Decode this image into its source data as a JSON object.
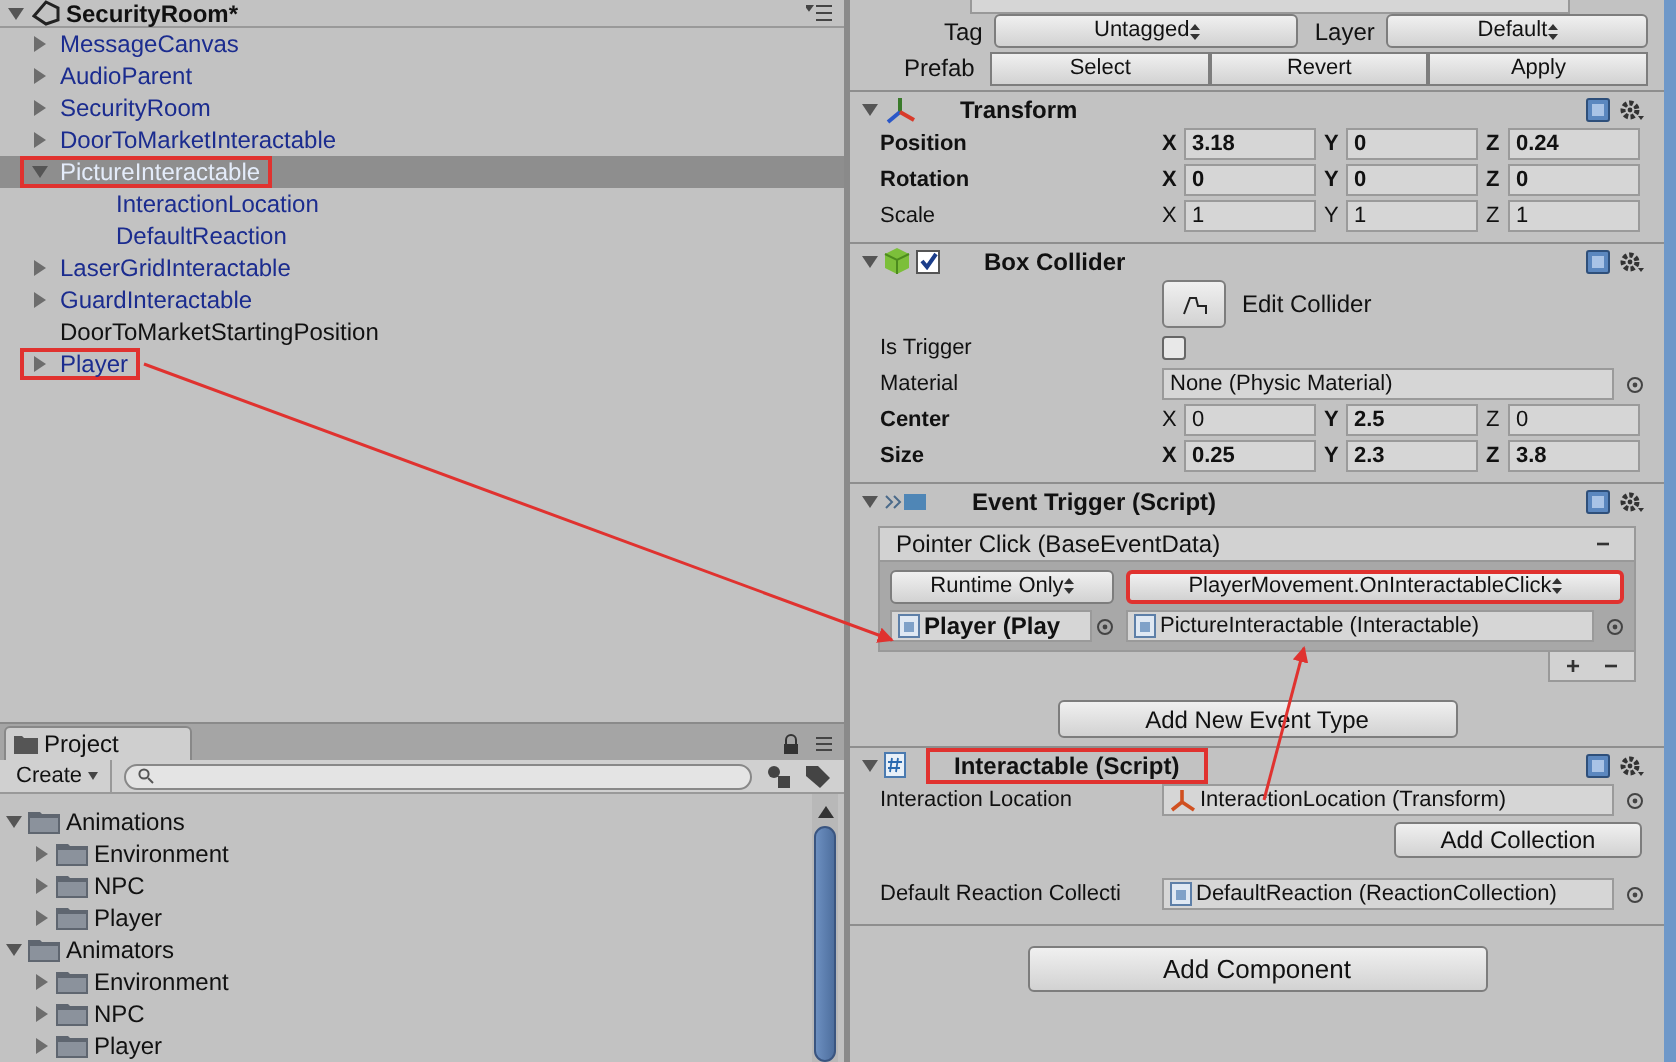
{
  "hierarchy": {
    "title": "SecurityRoom*",
    "items": [
      {
        "label": "MessageCanvas",
        "prefab": true,
        "expanded": false,
        "selected": false,
        "highlighted": false
      },
      {
        "label": "AudioParent",
        "prefab": true,
        "expanded": false,
        "selected": false,
        "highlighted": false
      },
      {
        "label": "SecurityRoom",
        "prefab": true,
        "expanded": false,
        "selected": false,
        "highlighted": false
      },
      {
        "label": "DoorToMarketInteractable",
        "prefab": true,
        "expanded": false,
        "selected": false,
        "highlighted": false
      },
      {
        "label": "PictureInteractable",
        "prefab": true,
        "expanded": true,
        "selected": true,
        "highlighted": true,
        "children": [
          {
            "label": "InteractionLocation",
            "prefab": true,
            "selected": false,
            "highlighted": false
          },
          {
            "label": "DefaultReaction",
            "prefab": true,
            "selected": false,
            "highlighted": false
          }
        ]
      },
      {
        "label": "LaserGridInteractable",
        "prefab": true,
        "expanded": false,
        "selected": false,
        "highlighted": false
      },
      {
        "label": "GuardInteractable",
        "prefab": true,
        "expanded": false,
        "selected": false,
        "highlighted": false
      },
      {
        "label": "DoorToMarketStartingPosition",
        "prefab": false,
        "selected": false,
        "highlighted": false
      },
      {
        "label": "Player",
        "prefab": true,
        "expanded": false,
        "selected": false,
        "highlighted": true
      }
    ]
  },
  "project": {
    "tab": "Project",
    "create": "Create",
    "items": [
      {
        "label": "Animations",
        "expanded": true,
        "children": [
          {
            "label": "Environment",
            "expanded": false
          },
          {
            "label": "NPC",
            "expanded": false
          },
          {
            "label": "Player",
            "expanded": false
          }
        ]
      },
      {
        "label": "Animators",
        "expanded": true,
        "children": [
          {
            "label": "Environment",
            "expanded": false
          },
          {
            "label": "NPC",
            "expanded": false
          },
          {
            "label": "Player",
            "expanded": false
          }
        ]
      }
    ]
  },
  "inspector": {
    "tag": {
      "label": "Tag",
      "value": "Untagged"
    },
    "layer": {
      "label": "Layer",
      "value": "Default"
    },
    "prefab": {
      "label": "Prefab",
      "buttons": [
        "Select",
        "Revert",
        "Apply"
      ]
    },
    "components": [
      {
        "kind": "transform",
        "title": "Transform",
        "highlighted": false,
        "rows": [
          {
            "label": "Position",
            "bold": true,
            "fields": [
              {
                "axis": "X",
                "value": "3.18",
                "bold": true
              },
              {
                "axis": "Y",
                "value": "0",
                "bold": true
              },
              {
                "axis": "Z",
                "value": "0.24",
                "bold": true
              }
            ]
          },
          {
            "label": "Rotation",
            "bold": true,
            "fields": [
              {
                "axis": "X",
                "value": "0",
                "bold": true
              },
              {
                "axis": "Y",
                "value": "0",
                "bold": true
              },
              {
                "axis": "Z",
                "value": "0",
                "bold": true
              }
            ]
          },
          {
            "label": "Scale",
            "bold": false,
            "fields": [
              {
                "axis": "X",
                "value": "1",
                "bold": false
              },
              {
                "axis": "Y",
                "value": "1",
                "bold": false
              },
              {
                "axis": "Z",
                "value": "1",
                "bold": false
              }
            ]
          }
        ]
      },
      {
        "kind": "box_collider",
        "title": "Box Collider",
        "highlighted": false,
        "enabled": true,
        "edit_button": "Edit Collider",
        "is_trigger": {
          "label": "Is Trigger",
          "checked": false
        },
        "material": {
          "label": "Material",
          "value": "None (Physic Material)"
        },
        "rows": [
          {
            "label": "Center",
            "bold": true,
            "fields": [
              {
                "axis": "X",
                "value": "0",
                "bold": false
              },
              {
                "axis": "Y",
                "value": "2.5",
                "bold": true
              },
              {
                "axis": "Z",
                "value": "0",
                "bold": false
              }
            ]
          },
          {
            "label": "Size",
            "bold": true,
            "fields": [
              {
                "axis": "X",
                "value": "0.25",
                "bold": true
              },
              {
                "axis": "Y",
                "value": "2.3",
                "bold": true
              },
              {
                "axis": "Z",
                "value": "3.8",
                "bold": true
              }
            ]
          }
        ]
      },
      {
        "kind": "event_trigger",
        "title": "Event Trigger (Script)",
        "highlighted": false,
        "event": "Pointer Click (BaseEventData)",
        "remove": "−",
        "runtime": "Runtime Only",
        "function": "PlayerMovement.OnInteractableClick",
        "function_highlighted": true,
        "target": "Player (Play",
        "argument": "PictureInteractable (Interactable)",
        "add": "+",
        "remove_listener": "−",
        "add_button": "Add New Event Type"
      },
      {
        "kind": "interactable",
        "title": "Interactable (Script)",
        "highlighted": true,
        "location": {
          "label": "Interaction Location",
          "value": "InteractionLocation (Transform)"
        },
        "add_collection": "Add Collection",
        "reaction": {
          "label": "Default Reaction Collecti",
          "value": "DefaultReaction (ReactionCollection)"
        }
      }
    ],
    "add_component": "Add Component"
  }
}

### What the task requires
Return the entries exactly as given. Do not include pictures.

### Task result
Decode this image into its source data as a JSON object.
{
  "hierarchy": {
    "title": "SecurityRoom*",
    "items": [
      {
        "label": "MessageCanvas",
        "prefab": true,
        "expanded": false,
        "selected": false,
        "highlighted": false
      },
      {
        "label": "AudioParent",
        "prefab": true,
        "expanded": false,
        "selected": false,
        "highlighted": false
      },
      {
        "label": "SecurityRoom",
        "prefab": true,
        "expanded": false,
        "selected": false,
        "highlighted": false
      },
      {
        "label": "DoorToMarketInteractable",
        "prefab": true,
        "expanded": false,
        "selected": false,
        "highlighted": false
      },
      {
        "label": "PictureInteractable",
        "prefab": true,
        "expanded": true,
        "selected": true,
        "highlighted": true,
        "children": [
          {
            "label": "InteractionLocation",
            "prefab": true,
            "selected": false,
            "highlighted": false
          },
          {
            "label": "DefaultReaction",
            "prefab": true,
            "selected": false,
            "highlighted": false
          }
        ]
      },
      {
        "label": "LaserGridInteractable",
        "prefab": true,
        "expanded": false,
        "selected": false,
        "highlighted": false
      },
      {
        "label": "GuardInteractable",
        "prefab": true,
        "expanded": false,
        "selected": false,
        "highlighted": false
      },
      {
        "label": "DoorToMarketStartingPosition",
        "prefab": false,
        "selected": false,
        "highlighted": false
      },
      {
        "label": "Player",
        "prefab": true,
        "expanded": false,
        "selected": false,
        "highlighted": true
      }
    ]
  },
  "project": {
    "tab": "Project",
    "create": "Create",
    "items": [
      {
        "label": "Animations",
        "expanded": true,
        "children": [
          {
            "label": "Environment",
            "expanded": false
          },
          {
            "label": "NPC",
            "expanded": false
          },
          {
            "label": "Player",
            "expanded": false
          }
        ]
      },
      {
        "label": "Animators",
        "expanded": true,
        "children": [
          {
            "label": "Environment",
            "expanded": false
          },
          {
            "label": "NPC",
            "expanded": false
          },
          {
            "label": "Player",
            "expanded": false
          }
        ]
      }
    ]
  },
  "inspector": {
    "tag": {
      "label": "Tag",
      "value": "Untagged"
    },
    "layer": {
      "label": "Layer",
      "value": "Default"
    },
    "prefab": {
      "label": "Prefab",
      "buttons": [
        "Select",
        "Revert",
        "Apply"
      ]
    },
    "components": [
      {
        "kind": "transform",
        "title": "Transform",
        "highlighted": false,
        "rows": [
          {
            "label": "Position",
            "bold": true,
            "fields": [
              {
                "axis": "X",
                "value": "3.18",
                "bold": true
              },
              {
                "axis": "Y",
                "value": "0",
                "bold": true
              },
              {
                "axis": "Z",
                "value": "0.24",
                "bold": true
              }
            ]
          },
          {
            "label": "Rotation",
            "bold": true,
            "fields": [
              {
                "axis": "X",
                "value": "0",
                "bold": true
              },
              {
                "axis": "Y",
                "value": "0",
                "bold": true
              },
              {
                "axis": "Z",
                "value": "0",
                "bold": true
              }
            ]
          },
          {
            "label": "Scale",
            "bold": false,
            "fields": [
              {
                "axis": "X",
                "value": "1",
                "bold": false
              },
              {
                "axis": "Y",
                "value": "1",
                "bold": false
              },
              {
                "axis": "Z",
                "value": "1",
                "bold": false
              }
            ]
          }
        ]
      },
      {
        "kind": "box_collider",
        "title": "Box Collider",
        "highlighted": false,
        "enabled": true,
        "edit_button": "Edit Collider",
        "is_trigger": {
          "label": "Is Trigger",
          "checked": false
        },
        "material": {
          "label": "Material",
          "value": "None (Physic Material)"
        },
        "rows": [
          {
            "label": "Center",
            "bold": true,
            "fields": [
              {
                "axis": "X",
                "value": "0",
                "bold": false
              },
              {
                "axis": "Y",
                "value": "2.5",
                "bold": true
              },
              {
                "axis": "Z",
                "value": "0",
                "bold": false
              }
            ]
          },
          {
            "label": "Size",
            "bold": true,
            "fields": [
              {
                "axis": "X",
                "value": "0.25",
                "bold": true
              },
              {
                "axis": "Y",
                "value": "2.3",
                "bold": true
              },
              {
                "axis": "Z",
                "value": "3.8",
                "bold": true
              }
            ]
          }
        ]
      },
      {
        "kind": "event_trigger",
        "title": "Event Trigger (Script)",
        "highlighted": false,
        "event": "Pointer Click (BaseEventData)",
        "remove": "−",
        "runtime": "Runtime Only",
        "function": "PlayerMovement.OnInteractableClick",
        "function_highlighted": true,
        "target": "Player (Play",
        "argument": "PictureInteractable (Interactable)",
        "add": "+",
        "remove_listener": "−",
        "add_button": "Add New Event Type"
      },
      {
        "kind": "interactable",
        "title": "Interactable (Script)",
        "highlighted": true,
        "location": {
          "label": "Interaction Location",
          "value": "InteractionLocation (Transform)"
        },
        "add_collection": "Add Collection",
        "reaction": {
          "label": "Default Reaction Collecti",
          "value": "DefaultReaction (ReactionCollection)"
        }
      }
    ],
    "add_component": "Add Component"
  }
}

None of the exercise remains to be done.